The San Antonio Spurs, over the past 30 years, are known for big men David Robinson and Tim Duncan. They carried the team to five total NBA championships and are known as two of the top Spurs in franchise history.
Before them was George Gervin, Johnny Moore, and James Silas, three backcourt players that carried the team in the 1970’s and into the 80’s. However, in the midst of them was a center, Artis Gilmore, who was San Antonio’s best center of all time before Robinson and Duncan.
Gilmore was one of the ABA’s most talented players in its brief existence. He joined in the 1971-72 season, and immediately put up 23.8 points and 17.8 rebounds, the latter of which was the best in the league. Gilmore did this for three of the next four seasons.
After the Kentucky Colonels folded, Gilmore went to the NBA as part of the merger and joined the Chicago Bulls. He continued his top-end play, which fell slightly below the ABA numbers, but finished with a cool 19.3 points and 11.1 rebounds.
In the 1982 offseason, the Spurs made a trade for Gilmore. They sent Dan Corzine and Mark Olberding. It paired Gilmore with Gervin, Moore, and Mike Mitchell to form a dynamic core that won 53 games in the 1982-83 season.

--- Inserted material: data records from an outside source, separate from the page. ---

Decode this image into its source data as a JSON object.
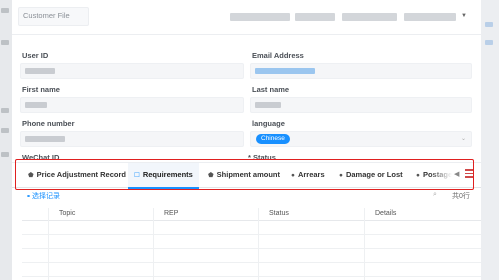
{
  "header": {
    "customer_file_label": "Customer File"
  },
  "form": {
    "user_id": {
      "label": "User ID"
    },
    "email": {
      "label": "Email Address"
    },
    "first_name": {
      "label": "First name"
    },
    "last_name": {
      "label": "Last name"
    },
    "phone": {
      "label": "Phone number"
    },
    "language": {
      "label": "language",
      "value": "Chinese"
    },
    "wechat": {
      "label": "WeChat ID"
    },
    "status": {
      "label": "* Status"
    }
  },
  "tabs": [
    {
      "label": "Price Adjustment Record",
      "icon": "tag-icon",
      "glyph": "⬟"
    },
    {
      "label": "Requirements",
      "icon": "document-icon",
      "glyph": "☐",
      "active": true
    },
    {
      "label": "Shipment amount",
      "icon": "package-icon",
      "glyph": "⬟"
    },
    {
      "label": "Arrears",
      "icon": "info-circle-icon",
      "glyph": "●"
    },
    {
      "label": "Damage or Lost",
      "icon": "info-circle-icon",
      "glyph": "●"
    },
    {
      "label": "Postage",
      "icon": "info-circle-icon",
      "glyph": "●"
    }
  ],
  "toolbar": {
    "select_records_label": "选择记录",
    "count_text": "共0行"
  },
  "table": {
    "columns": [
      "Topic",
      "REP",
      "Status",
      "Details"
    ]
  }
}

For the 1982-83 season, Gilmore had what turned out to be his best year of his time with the Spurs. The 18 points and 12 rebounds he put up were one of the best marks of his NBA career, along with 2.3 blocks and a 62.6 field goal percentage. It made the Jacksonville University product remarkably efficient, and stayed this way for the next few seasons.
By age 34, or the second season of Gilmore’s Spurs career, his numbers started to tail off. He had 15.3 points and 10.3 rebounds, but also faced injuries that limited him to just 64 games.

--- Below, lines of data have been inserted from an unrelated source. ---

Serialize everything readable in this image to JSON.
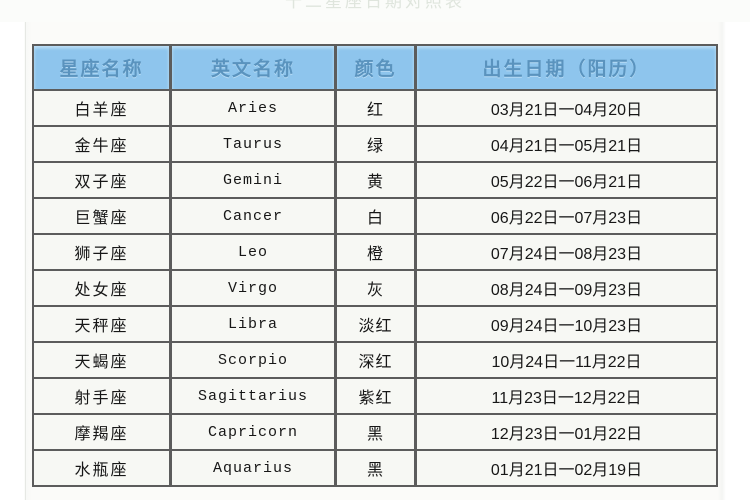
{
  "document": {
    "ghost_title": "十二星座日期对照表",
    "table": {
      "columns": [
        {
          "key": "name",
          "label": "星座名称"
        },
        {
          "key": "en",
          "label": "英文名称"
        },
        {
          "key": "color",
          "label": "颜色"
        },
        {
          "key": "date",
          "label": "出生日期（阳历）"
        }
      ],
      "rows": [
        {
          "name": "白羊座",
          "en": "Aries",
          "color": "红",
          "date": "03月21日一04月20日"
        },
        {
          "name": "金牛座",
          "en": "Taurus",
          "color": "绿",
          "date": "04月21日一05月21日"
        },
        {
          "name": "双子座",
          "en": "Gemini",
          "color": "黄",
          "date": "05月22日一06月21日"
        },
        {
          "name": "巨蟹座",
          "en": "Cancer",
          "color": "白",
          "date": "06月22日一07月23日"
        },
        {
          "name": "狮子座",
          "en": "Leo",
          "color": "橙",
          "date": "07月24日一08月23日"
        },
        {
          "name": "处女座",
          "en": "Virgo",
          "color": "灰",
          "date": "08月24日一09月23日"
        },
        {
          "name": "天秤座",
          "en": "Libra",
          "color": "淡红",
          "date": "09月24日一10月23日"
        },
        {
          "name": "天蝎座",
          "en": "Scorpio",
          "color": "深红",
          "date": "10月24日一11月22日"
        },
        {
          "name": "射手座",
          "en": "Sagittarius",
          "color": "紫红",
          "date": "11月23日一12月22日"
        },
        {
          "name": "摩羯座",
          "en": "Capricorn",
          "color": "黑",
          "date": "12月23日一01月22日"
        },
        {
          "name": "水瓶座",
          "en": "Aquarius",
          "color": "黑",
          "date": "01月21日一02月19日"
        }
      ]
    }
  },
  "colors": {
    "header_background": "#8cc3ea",
    "header_text": "#5a93bd",
    "row_background": "#f2f3ef",
    "border": "#5d5d5d",
    "page_background": "#fbfbf9"
  }
}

At age 35, Gilmore ascended back to one of the NBA’s top centers. He played 81 games and put up 19.1 points, a mark he hadn’t put up since his third NBA season in 1978-79.

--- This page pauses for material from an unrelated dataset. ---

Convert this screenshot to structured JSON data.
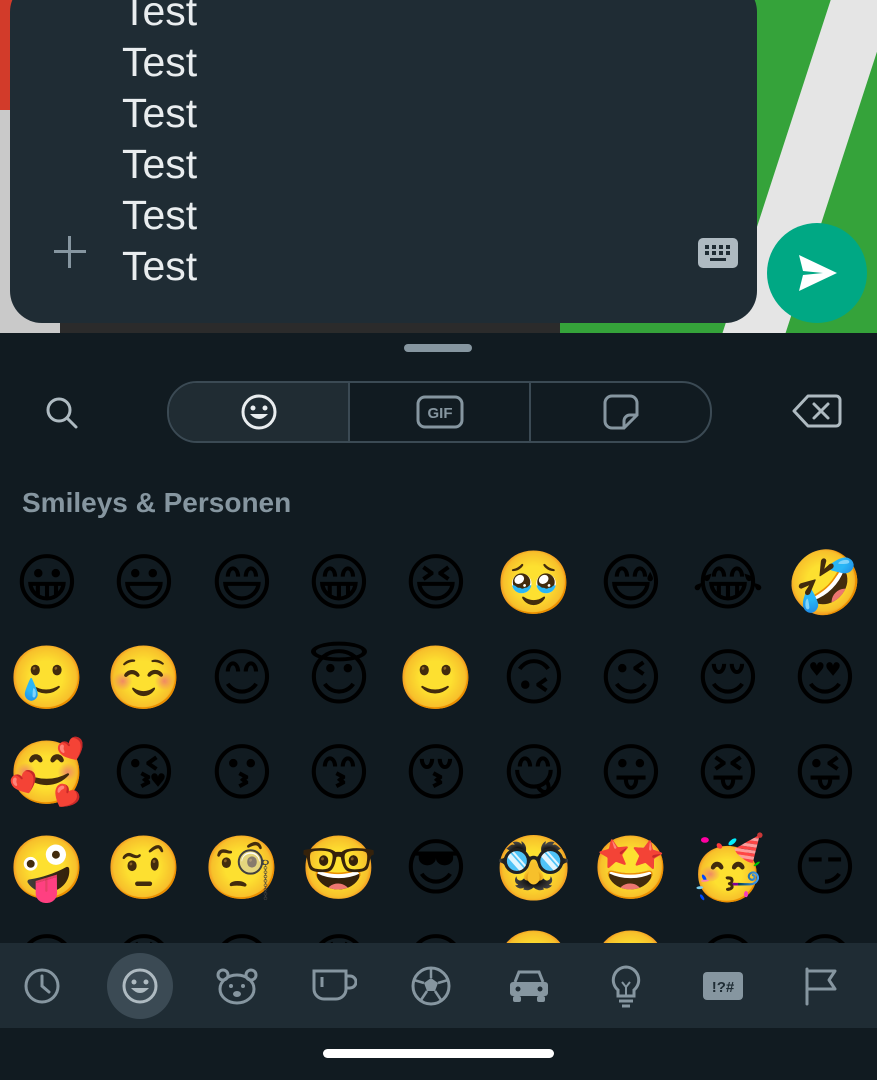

The final two years of Gilmore’s Spurs career slip. He never put up another double-double, but had a respectable 14 points and 8 rebounds to remain effective. It lasted until he got traded in the 1987 offseason, back to the Bulls, for a second round pick.
It’s only an outline of what Gilmore did with the Spurs, but he had enough statistical production to be a noteworthy player in the franchise’s history. He won’t be known as a San Antonio Spur for his basketball legacy. Instead, as a center that was one of the best of the 1970’s and early 80’s.